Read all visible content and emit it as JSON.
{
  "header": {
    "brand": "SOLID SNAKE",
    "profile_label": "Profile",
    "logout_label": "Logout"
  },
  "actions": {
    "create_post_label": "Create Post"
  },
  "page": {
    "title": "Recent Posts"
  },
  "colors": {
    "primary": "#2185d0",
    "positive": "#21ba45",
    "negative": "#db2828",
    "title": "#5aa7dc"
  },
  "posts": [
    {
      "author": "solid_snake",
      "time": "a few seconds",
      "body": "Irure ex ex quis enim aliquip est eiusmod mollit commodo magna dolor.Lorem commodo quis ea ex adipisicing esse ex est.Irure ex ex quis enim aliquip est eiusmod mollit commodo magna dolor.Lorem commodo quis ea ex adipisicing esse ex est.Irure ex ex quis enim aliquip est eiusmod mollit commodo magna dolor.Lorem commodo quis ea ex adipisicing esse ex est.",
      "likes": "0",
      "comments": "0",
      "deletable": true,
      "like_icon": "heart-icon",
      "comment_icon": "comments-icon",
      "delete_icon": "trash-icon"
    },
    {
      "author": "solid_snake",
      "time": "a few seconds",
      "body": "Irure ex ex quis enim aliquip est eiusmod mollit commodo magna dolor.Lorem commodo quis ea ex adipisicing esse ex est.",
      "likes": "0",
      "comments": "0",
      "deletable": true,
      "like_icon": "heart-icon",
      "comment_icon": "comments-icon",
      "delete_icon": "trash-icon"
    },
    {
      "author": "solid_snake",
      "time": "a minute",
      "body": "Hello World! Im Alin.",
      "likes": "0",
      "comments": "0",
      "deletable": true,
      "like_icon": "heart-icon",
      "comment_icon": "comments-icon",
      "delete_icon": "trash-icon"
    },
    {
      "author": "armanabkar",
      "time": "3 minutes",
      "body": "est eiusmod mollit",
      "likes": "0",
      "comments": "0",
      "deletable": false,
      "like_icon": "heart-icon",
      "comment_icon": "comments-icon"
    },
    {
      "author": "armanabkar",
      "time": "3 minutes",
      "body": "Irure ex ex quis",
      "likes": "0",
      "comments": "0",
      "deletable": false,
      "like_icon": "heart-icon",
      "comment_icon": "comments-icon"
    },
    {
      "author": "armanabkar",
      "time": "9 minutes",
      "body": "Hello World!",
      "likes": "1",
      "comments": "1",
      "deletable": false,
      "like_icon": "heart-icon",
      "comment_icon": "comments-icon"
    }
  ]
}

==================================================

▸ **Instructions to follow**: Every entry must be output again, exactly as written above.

▸ **Response box**:
Read all visible content and emit it as JSON.
{
  "header": {
    "brand": "SOLID SNAKE",
    "profile_label": "Profile",
    "logout_label": "Logout"
  },
  "actions": {
    "create_post_label": "Create Post"
  },
  "page": {
    "title": "Recent Posts"
  },
  "colors": {
    "primary": "#2185d0",
    "positive": "#21ba45",
    "negative": "#db2828",
    "title": "#5aa7dc"
  },
  "posts": [
    {
      "author": "solid_snake",
      "time": "a few seconds",
      "body": "Irure ex ex quis enim aliquip est eiusmod mollit commodo magna dolor.Lorem commodo quis ea ex adipisicing esse ex est.Irure ex ex quis enim aliquip est eiusmod mollit commodo magna dolor.Lorem commodo quis ea ex adipisicing esse ex est.Irure ex ex quis enim aliquip est eiusmod mollit commodo magna dolor.Lorem commodo quis ea ex adipisicing esse ex est.",
      "likes": "0",
      "comments": "0",
      "deletable": true,
      "like_icon": "heart-icon",
      "comment_icon": "comments-icon",
      "delete_icon": "trash-icon"
    },
    {
      "author": "solid_snake",
      "time": "a few seconds",
      "body": "Irure ex ex quis enim aliquip est eiusmod mollit commodo magna dolor.Lorem commodo quis ea ex adipisicing esse ex est.",
      "likes": "0",
      "comments": "0",
      "deletable": true,
      "like_icon": "heart-icon",
      "comment_icon": "comments-icon",
      "delete_icon": "trash-icon"
    },
    {
      "author": "solid_snake",
      "time": "a minute",
      "body": "Hello World! Im Alin.",
      "likes": "0",
      "comments": "0",
      "deletable": true,
      "like_icon": "heart-icon",
      "comment_icon": "comments-icon",
      "delete_icon": "trash-icon"
    },
    {
      "author": "armanabkar",
      "time": "3 minutes",
      "body": "est eiusmod mollit",
      "likes": "0",
      "comments": "0",
      "deletable": false,
      "like_icon": "heart-icon",
      "comment_icon": "comments-icon"
    },
    {
      "author": "armanabkar",
      "time": "3 minutes",
      "body": "Irure ex ex quis",
      "likes": "0",
      "comments": "0",
      "deletable": false,
      "like_icon": "heart-icon",
      "comment_icon": "comments-icon"
    },
    {
      "author": "armanabkar",
      "time": "9 minutes",
      "body": "Hello World!",
      "likes": "1",
      "comments": "1",
      "deletable": false,
      "like_icon": "heart-icon",
      "comment_icon": "comments-icon"
    }
  ]
}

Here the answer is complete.